"David's chronicle is gripping, violent, and ultimately quite moving, and Hodge gives a riveting performance...There is something instinctively off putting about a white male character confronting the psychological torment of the Rwandan genocide...In the end, though, 'Dogs of Rwanda' shows that cultural scars are not limited by racial or national origins. We are all implicated in historical traumas by the narratives we hear and the stories we receive."
"Hodge commandingly plays the American narrator...Though well-written...comes across as a contrived episode that restates that war is hell. Lewis' approach may be fresh but the subject matter isn't, and so even with the compelling performances and excellent presentation, the 70-minute show is an artistic draw...Succeeds on many crucial levels but one's enjoyment of it depends on if one is the in mood for a bleak theatrical travelogue without an imperative purpose."
"Exquisite writing by Sean Christopher Lewis...David launches into a chilling account of the horrific events he witnessed...His account is somewhat suspect, the real mystery within the mystery of the play. As I cannot divulge the crux of this thriller, you’ll have to witness this remarkable journey for yourselves...It’s a remarkable evening all around, evocative and harrowing. Hill and Napolitano helmed this amazing evening with panache."
"The narrative could be greatly improved with a better depiction of the geographical aspects of the story…'Dogs of Rwanda''s subject matter is intrinsically interesting but there's little of historical or political importance in it that…well-informed audiences don't already know. Its greatest value lies in the opportunity it provides for an exciting solo performance...Hodge…offers a strong, personable characterization of someone genuinely affected after having gone through such indelible trauma."

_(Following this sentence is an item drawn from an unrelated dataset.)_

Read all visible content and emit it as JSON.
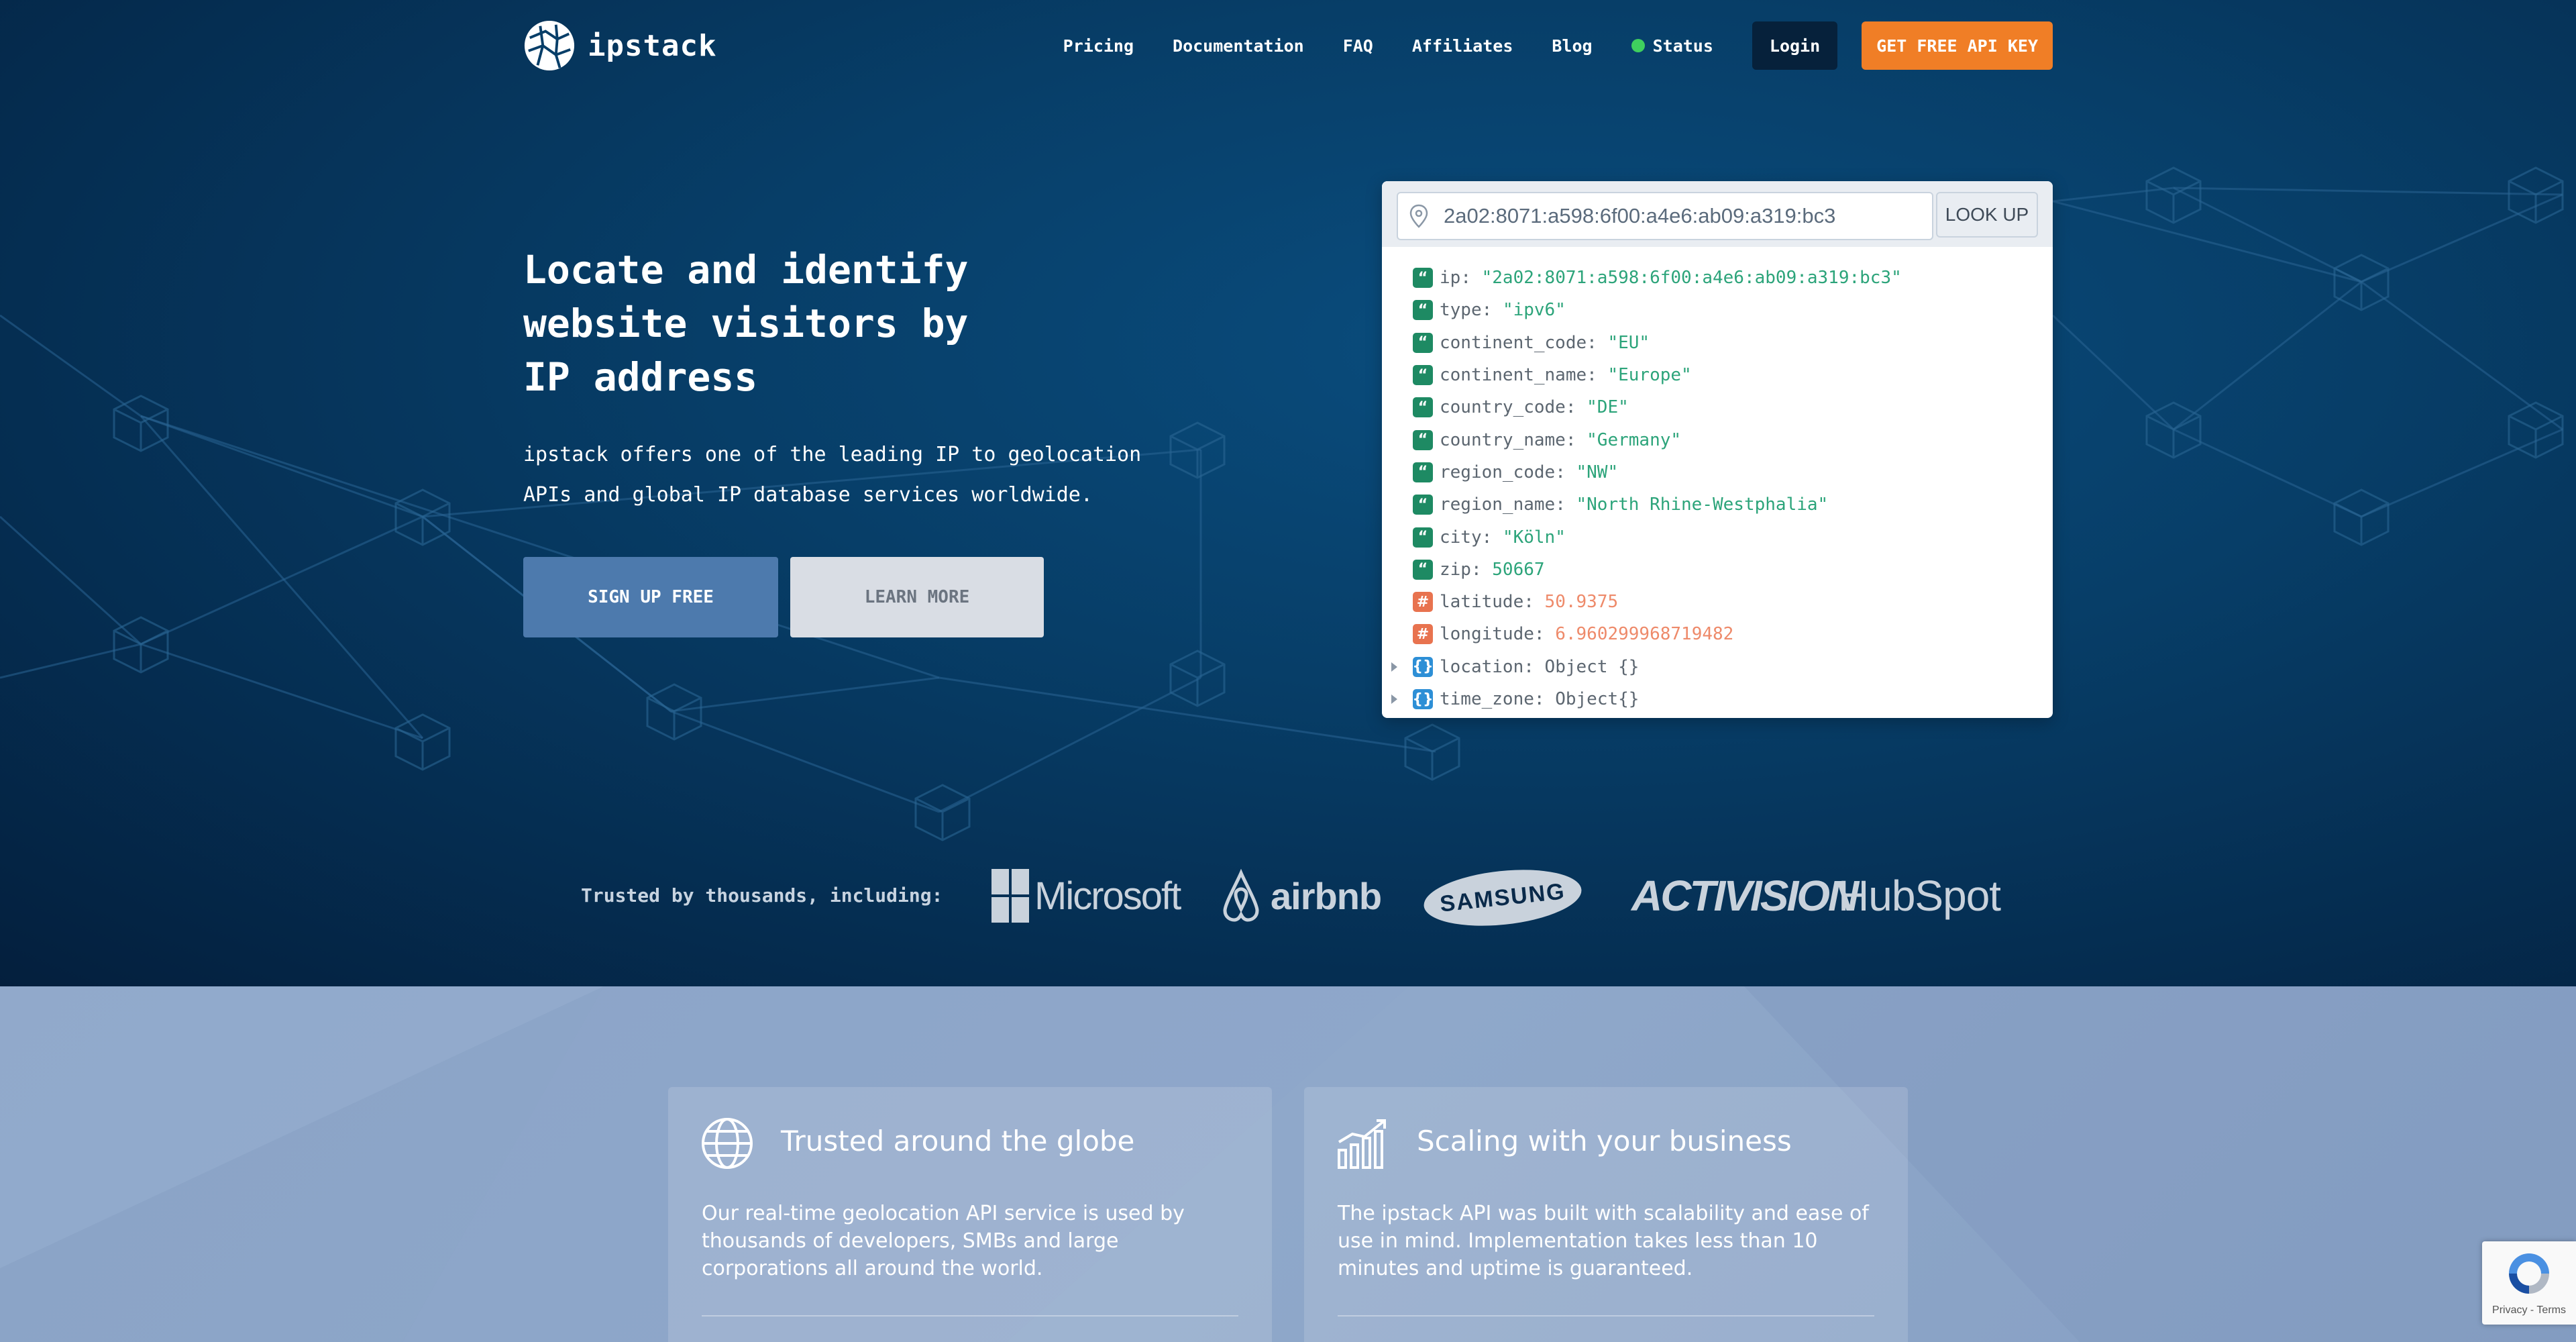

"The one-man play offers an intense and unnerving look at man’s inhumanity to man, the lingering personal effects of unimaginable trauma, and ideas on how best to cope in the aftermath by embracing truth and forgiveness...A gripping direct-address monologue that employs us as witnesses to his story...'Dogs of Rwanda' isn’t easy to watch, but it’s impossible to turn away from the truth of what happened and the riveting production at Urban Stages."
"Hodge as David is exceptional, and if not for his fantastically, raw performance 'Dogs of Rwanda' would not be an easy watch...Lewis gives Hodge a plentiful, vivid script that helps you understand why David, though a charming, friendly man, still feels like a wounded 16 year old...While 'Dogs of Rwanda' is a one-man show, Hodge is so vivacious and interpersonal that you feel God's Blessing is there telling him not to paint him as a Tutsi victim but an unwilling killer."